Concrete Core Tempering – CCT

Concrete core tempering is a comfortable and environmentally friendly way of providing background temperature control in buildings.

CCT assists in providing comfortable temperatures through the use of natural heat buffers in structural components of modern buildings.

The principle of the concrete core tempering (CCT) is based on the use of natural heat buffers of building components. CCT supports the high thermal mass of concrete sections by heating them or cooling them using water flowing through pipes embedded in the building structure.

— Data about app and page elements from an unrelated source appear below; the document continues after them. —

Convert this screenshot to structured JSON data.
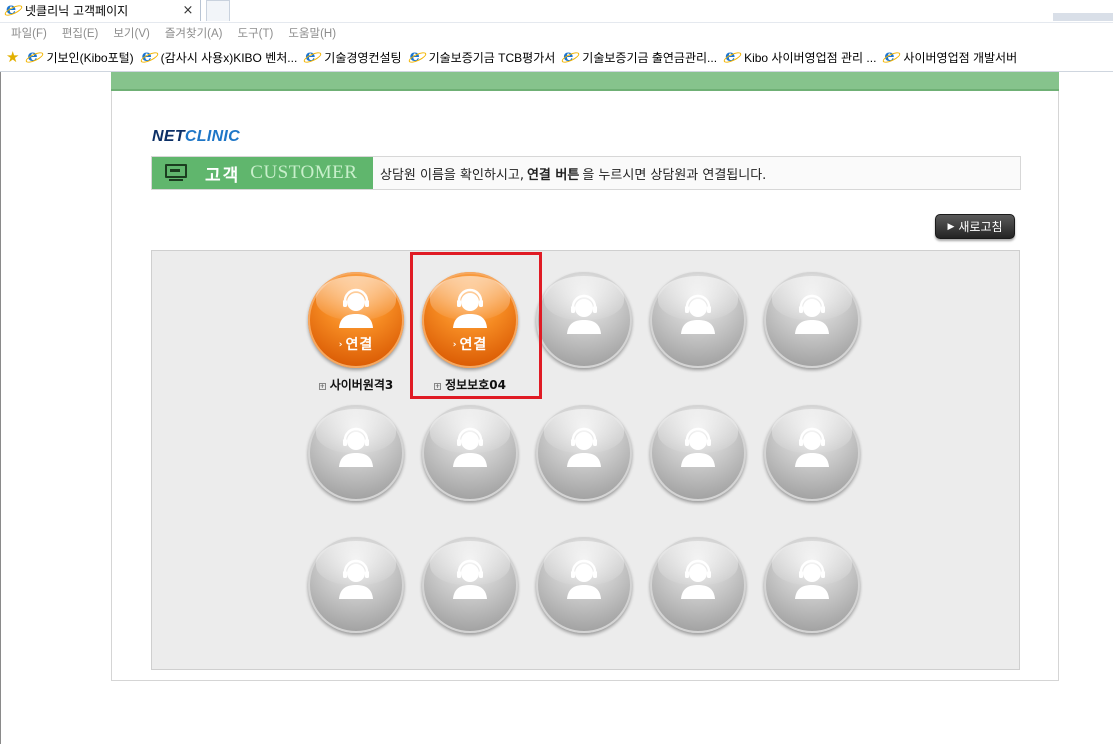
{
  "browser": {
    "tab_title": "넷클리닉 고객페이지",
    "close_glyph": "×",
    "menu": [
      "파일(F)",
      "편집(E)",
      "보기(V)",
      "즐겨찾기(A)",
      "도구(T)",
      "도움말(H)"
    ],
    "favorites": [
      "기보인(Kibo포털)",
      "(감사시 사용x)KIBO 벤처...",
      "기술경영컨설팅",
      "기술보증기금 TCB평가서",
      "기술보증기금 출연금관리...",
      "Kibo 사이버영업점 관리 ...",
      "사이버영업점 개발서버"
    ]
  },
  "page": {
    "logo_net": "NET",
    "logo_clinic": "CLINIC",
    "title_kr": "고객",
    "title_en": "CUSTOMER",
    "desc_before": "상담원 이름을 확인하시고,",
    "desc_bold": "연결 버튼",
    "desc_after": "을 누르시면 상담원과 연결됩니다.",
    "refresh_label": "새로고침",
    "connect_label": "연결",
    "agents": [
      {
        "name": "사이버원격3",
        "online": true
      },
      {
        "name": "정보보호04",
        "online": true
      }
    ]
  },
  "colors": {
    "accent_green": "#60b66d",
    "online_orange": "#f58a22",
    "highlight_red": "#e01b24"
  }
}
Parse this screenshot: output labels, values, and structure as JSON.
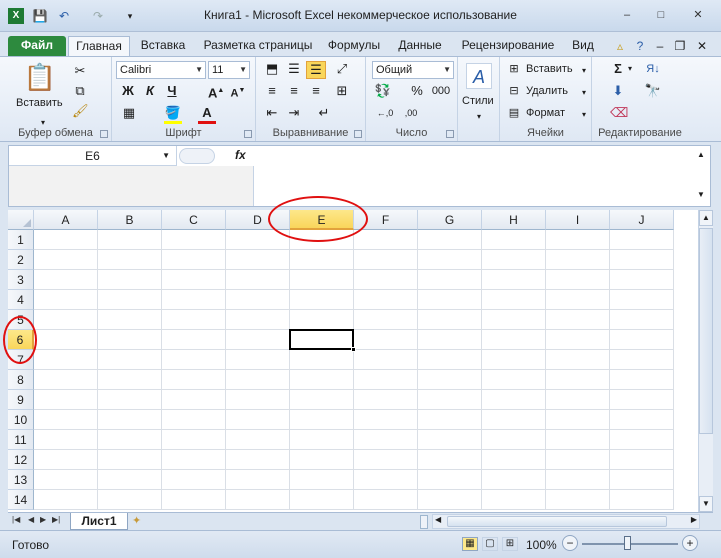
{
  "window": {
    "title": "Книга1  -  Microsoft Excel некоммерческое использование",
    "minimize": "–",
    "maximize": "□",
    "close": "✕"
  },
  "tabs": [
    {
      "label": "Файл"
    },
    {
      "label": "Главная"
    },
    {
      "label": "Вставка"
    },
    {
      "label": "Разметка страницы"
    },
    {
      "label": "Формулы"
    },
    {
      "label": "Данные"
    },
    {
      "label": "Рецензирование"
    },
    {
      "label": "Вид"
    }
  ],
  "ribbon": {
    "clipboard": {
      "label": "Буфер обмена",
      "paste": "Вставить"
    },
    "font": {
      "label": "Шрифт",
      "name": "Calibri",
      "size": "11",
      "bold": "Ж",
      "italic": "К",
      "underline": "Ч"
    },
    "alignment": {
      "label": "Выравнивание"
    },
    "number": {
      "label": "Число",
      "format": "Общий"
    },
    "styles": {
      "label": "Стили"
    },
    "cells": {
      "label": "Ячейки",
      "insert": "Вставить",
      "delete": "Удалить",
      "format": "Формат"
    },
    "editing": {
      "label": "Редактирование"
    }
  },
  "formula_bar": {
    "name_box": "E6",
    "fx": "fx",
    "value": ""
  },
  "grid": {
    "columns": [
      "A",
      "B",
      "C",
      "D",
      "E",
      "F",
      "G",
      "H",
      "I",
      "J"
    ],
    "rows": [
      "1",
      "2",
      "3",
      "4",
      "5",
      "6",
      "7",
      "8",
      "9",
      "10",
      "11",
      "12",
      "13",
      "14"
    ],
    "selected_column": "E",
    "selected_row": "6"
  },
  "sheets": {
    "active": "Лист1"
  },
  "status": {
    "ready": "Готово",
    "zoom": "100%"
  },
  "colors": {
    "annotation": "#e01010",
    "selection": "#f9d65b",
    "file_tab": "#2d8a3e"
  }
}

CCT has become a hot topic in air conditioning due to its underlying economic merits.

The advantages of CCT, as a background complementary heating and cooling system, are:
  • low investment and operating costs
  • "gentle cooling" without need for flues
  • reduced air exchange in combination with ventilation systems
  • no Sick Building Syndrome issues
  • low and affordable flow temperature level
  • provides a good match with Interseasonal Heat Transfer

Thermal Mass

Concrete Core Tempering takes advantage of the thermal mass of a building to stabalise temperatures within it. The thermal inertia of the building can be used to purge a building of heat on summer nights to reduce the need for cooling during the following day.

By activating the thermal mass of the building it is possible not only to arrange a direct heating-cooling effect, but also to reduce the peak load and transfer some of the load to the time when the building is not occupied.

Because these systems operate at water temperatures close to room temperature, they increase the efficiency of heat pumps, ground heat exchangers and other systems using renewable energy sources like Interseasonal Heat Tranfer.

By separating part of the temperature control from the ventilation system it is possible to arrange a more effective air handling system that can focus on changing air for air quality reasons, rather than compromising between air temperature and air quality.

The principles are similar to those used by TermoDeck where the concrete structure of the building is used to circulate warm air in winter – or cool air in summer – into the building through air passages within concrete ceilings.

 

See also: Renewable Heat

See also: Renewable Cooling

See also: Banking on IHT